Reference genome sequences of two cultivated allotetraploid cottons, Gossypium hirsutum and Gossypium barbadense
© Mayur Kakade/Getty
By creating high-quality reference genomes of two cotton species, researchers have shed light on the genetic control of fibre quality. This will open the door towards breeding that combines the best of both species.
Two cotton species account for more than 90% of global fibre production. One is broadly cultivated for its high yield, while the other is favoured for the quality of its fibres. Existing draft genomes of these two species are fragmented and incomplete.
Now, a team led by researchers at Huazhong Agricultural University has combined single-molecule sequencing and other techniques to assemble high-quality reference genomes of both species.
The researchers then compared the genomes to identify commonalities and differences. This, together with analysis of lines produced by crossing the two species, enabled them to find genomic regions linked with improved fibre quality.
These findings provide resources to improve our understanding of cotton and to guide future breeding programs.

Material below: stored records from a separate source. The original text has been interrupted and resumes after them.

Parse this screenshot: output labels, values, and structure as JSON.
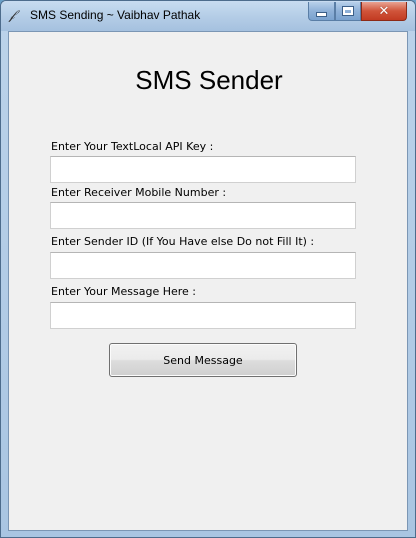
{
  "window": {
    "title": "SMS Sending ~ Vaibhav Pathak",
    "app_icon": "feather-icon",
    "controls": {
      "minimize_icon": "minimize-icon",
      "maximize_icon": "maximize-icon",
      "close_icon": "close-icon",
      "close_glyph": "✕"
    }
  },
  "form": {
    "heading": "SMS Sender",
    "api_key": {
      "label": "Enter Your TextLocal API Key :",
      "value": ""
    },
    "receiver": {
      "label": "Enter Receiver Mobile Number :",
      "value": ""
    },
    "sender_id": {
      "label": "Enter Sender ID (If You Have else Do not Fill It) :",
      "value": ""
    },
    "message": {
      "label": "Enter Your Message Here :",
      "value": ""
    },
    "send_label": "Send Message"
  },
  "colors": {
    "titlebar": "#b3cce6",
    "client_bg": "#f0f0f0",
    "close_red": "#c23b22"
  }
}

- Nature Genetics 51, 224–229 (2019). doi: 10.1038/s41588-018-0282-x